They outlined other areas in which they said their countries would work together to help stabilize Afghanistan, including increasing assistance to the Afghan army and police, and training counternarcotics personnel.
Among other agreements was the resumption of military cooperation, suspended after Russia invaded neighboring Georgia last August and sent relations into a nosedive.
They also promised fresh cooperation on public health issues and revived a joint commission to try to account for missing service members of both countries dating back to World War II. The commission was first created by the first President Bush and President Boris Yeltsin in the early 1990s, but the Russians later downgraded their participation. The U.S. hope is that the Russians will now open some of their more sensitive archives to U.S. researchers seeking details about missing American servicemen.
Yet, the two sides remain stalemated over the U.S. pursuit of a missile-defense system in Europe, pushed aggressively by Bush and still under review by Obama's 7-month-old administration. Both sides hardened their positions ahead of the summit, and Obama gave a lengthy rationale for the system at Medvedev's side.
Obama suggested the United States has a right to pursue defensive systems separate from the offensive weapons that are the subject of most arms control negotiations. Obama repeated the U.S. position that the planned system is aimed at intercepting missiles from Iran and has nothing to do with countering" a mighty Russian arsenal," as many in Russia suspect.
Medvedev called it "a difficult area for our discussion," but suggested that the new openness between the two countries could help.
Obama said he trusts the Russian leader to follow through on the agreements they struck. And he refused to be drawn into a debate over who really holds the reins of power in Russia, widely believed to be Medvedev's predecessor and mentor, Prime Minister Vladimir Putin. "My understanding is, President Medvedev is the president ... and Prime Minister Putin is the prime minister," Obama simply said.
Obama, who meets with Putin on Tuesday, caused a stir in Russia before his trip by telling The Associated Press that Putin has to learn that "the old Cold War approaches to U.S.-Russian relations is outdated."
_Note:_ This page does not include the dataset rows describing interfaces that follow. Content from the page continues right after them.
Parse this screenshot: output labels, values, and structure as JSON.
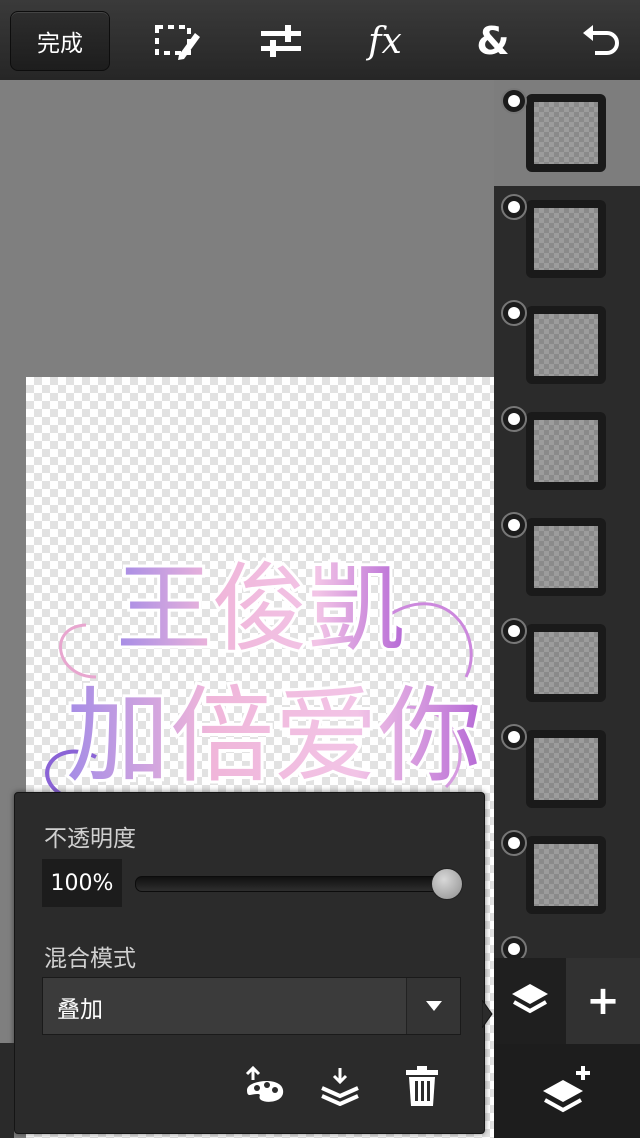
{
  "toolbar": {
    "done_label": "完成",
    "fx_label": "fx",
    "ampersand_label": "&",
    "icons": [
      "selection-edit-icon",
      "adjust-sliders-icon",
      "fx-icon",
      "ampersand-icon",
      "undo-icon"
    ]
  },
  "canvas": {
    "artwork_text_line1": "王俊凱",
    "artwork_text_line2": "加倍爱你"
  },
  "layers": {
    "count_visible": 8,
    "selected_index": 0,
    "visibility_icon": "visibility-dot-icon"
  },
  "panel": {
    "opacity_label": "不透明度",
    "opacity_value": "100%",
    "opacity_fraction": 1.0,
    "blend_label": "混合模式",
    "blend_value": "叠加",
    "action_icons": [
      "palette-export-icon",
      "merge-down-icon",
      "trash-icon"
    ]
  },
  "sidebar_bottom": {
    "plus_label": "+",
    "icons": [
      "layers-icon",
      "plus-icon",
      "add-layer-icon"
    ]
  },
  "colors": {
    "toolbar_bg": "#2f2f2f",
    "panel_bg": "#2b2b2b",
    "selected_layer": "#7d7d7d",
    "artwork_pink": "#e9a6d6",
    "artwork_purple": "#9a6fd8"
  }
}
The summit starts a weeklong trip for Obama that also features G-8 meetings and a visit with the pope in Italy, and a speech in Ghana.
After Obama landed in Moscow under drizzly gray skies, he introduced his wife, Michelle, and their two daughters to Russian officials waiting to greet them. The entourage then headed to a wreath-laying ceremony at Russia's Tomb of the Unknown Soldier.
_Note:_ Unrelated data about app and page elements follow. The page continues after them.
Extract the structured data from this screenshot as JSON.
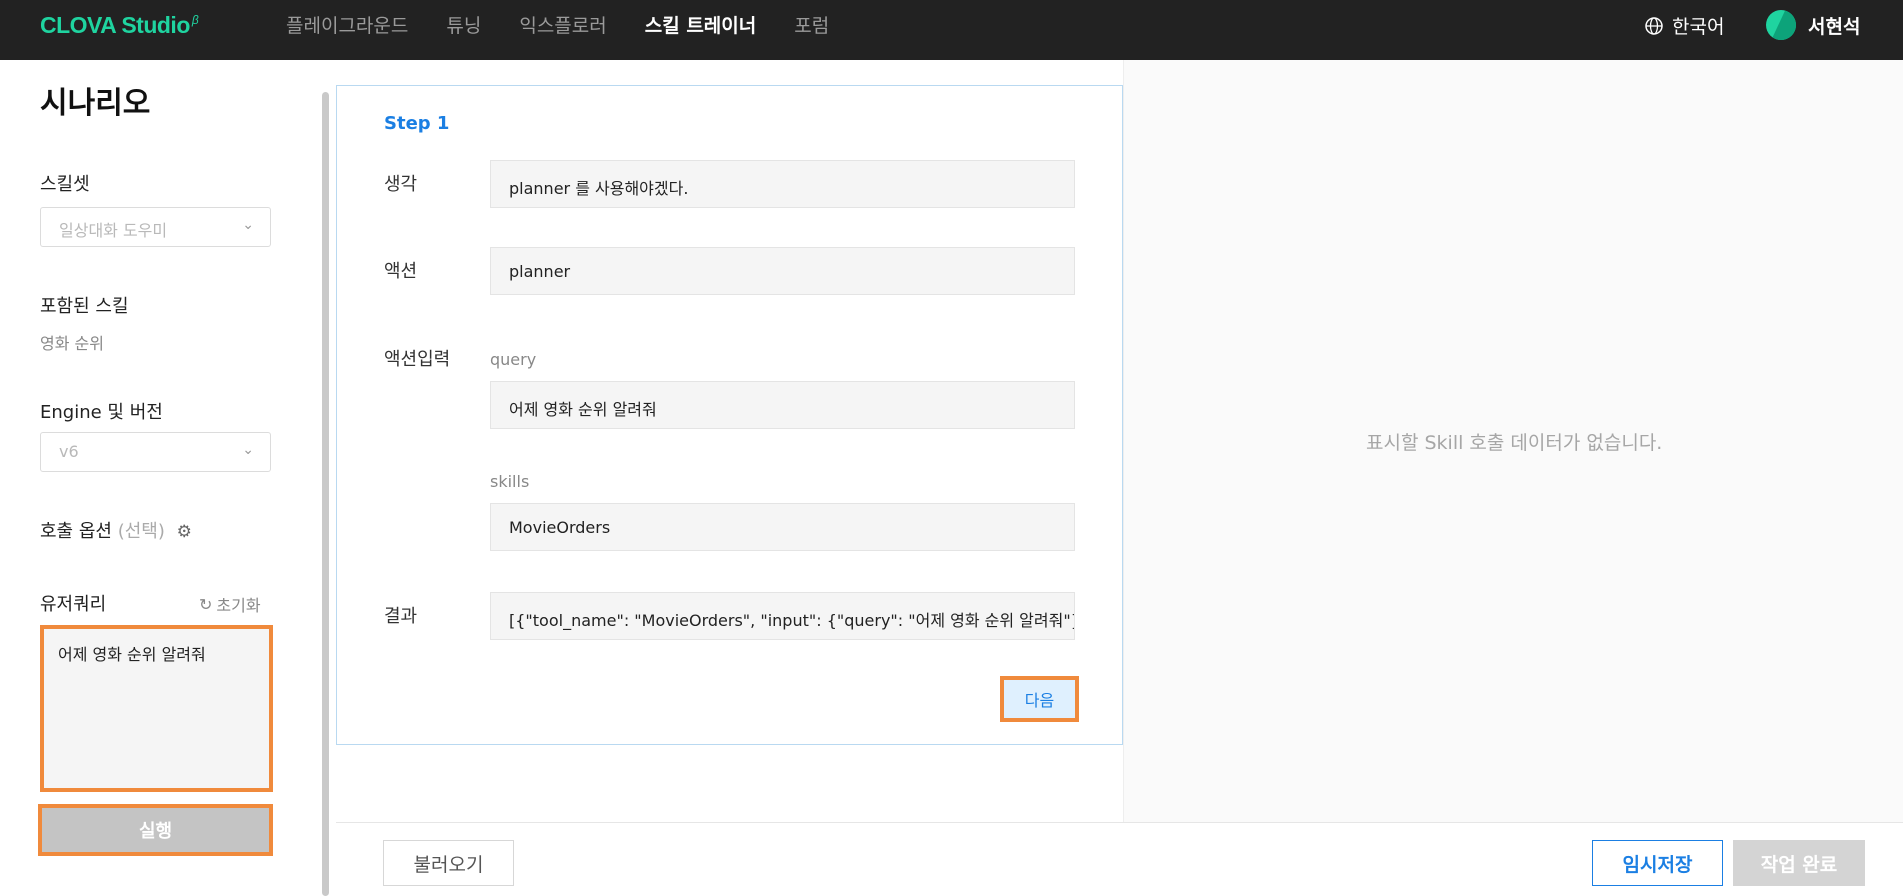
{
  "header": {
    "logo": "CLOVA Studio",
    "logo_sup": "β",
    "nav": [
      "플레이그라운드",
      "튜닝",
      "익스플로러",
      "스킬 트레이너",
      "포럼"
    ],
    "active_nav": "스킬 트레이너",
    "language": "한국어",
    "user_name": "서현석"
  },
  "sidebar": {
    "title": "시나리오",
    "skillset_label": "스킬셋",
    "skillset_value": "일상대화 도우미",
    "included_skills_label": "포함된 스킬",
    "included_skill": "영화 순위",
    "engine_label": "Engine 및 버전",
    "engine_value": "v6",
    "call_option_label": "호출 옵션",
    "call_option_hint": "(선택)",
    "user_query_label": "유저쿼리",
    "reset_label": "초기화",
    "user_query_value": "어제 영화 순위 알려줘",
    "run_label": "실행"
  },
  "step": {
    "title": "Step 1",
    "thought_label": "생각",
    "thought_value": "planner 를 사용해야겠다.",
    "action_label": "액션",
    "action_value": "planner",
    "action_input_label": "액션입력",
    "query_label": "query",
    "query_value": "어제 영화 순위 알려줘",
    "skills_label": "skills",
    "skills_value": "MovieOrders",
    "result_label": "결과",
    "result_value": "[{\"tool_name\": \"MovieOrders\", \"input\": {\"query\": \"어제 영화 순위 알려줘\"}}]",
    "next_label": "다음"
  },
  "right_panel": {
    "empty_message": "표시할 Skill 호출 데이터가 없습니다."
  },
  "footer": {
    "load_label": "불러오기",
    "save_label": "임시저장",
    "done_label": "작업 완료"
  },
  "colors": {
    "topbar": "#222222",
    "brand": "#1fd4a0",
    "accent": "#1b7fe3",
    "highlight": "#f08a3c"
  }
}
Having enjoyed adoring crowds in other parts of Europe, Obama will face a far more skeptical Russian population. He will outline his vision for U.S.-Russian relations at a speech Tuesday at the New Economic School.
Just 15 percent of Russians say the U.S. is playing a positive role in the world; most said the United States abuses it power and makes Russia do what the U.S. wants, according to the University of Maryland's WorldPublicOpinion.org out Sunday.
"I would like to see America meddle less in other countries," said Valentina Titova, a 60-year-old retired economist strolling not far from the Kremlin.
Between them, the two countries possess more than 90 percent of the world's nuclear weapons.
The 1991 Strategic Arms Reduction Treaty, or START, led each country to cut its nuclear warheads to about 6,000. The 2002 Treaty of Moscow called for further cuts to between 1,700 and 2,200 operationally deployed warheads by 2012.
But Moscow and Washington have long argued over what weapons should be subject to cuts.
Russia wants to limit missiles, bombers and submarines along with nuclear warheads, just as the original START treaty did. The 2002 agreement applied only to warheads. Also, the United States has been prepared to count only the warheads ready for launch, while Russia wants to count those in storage as well.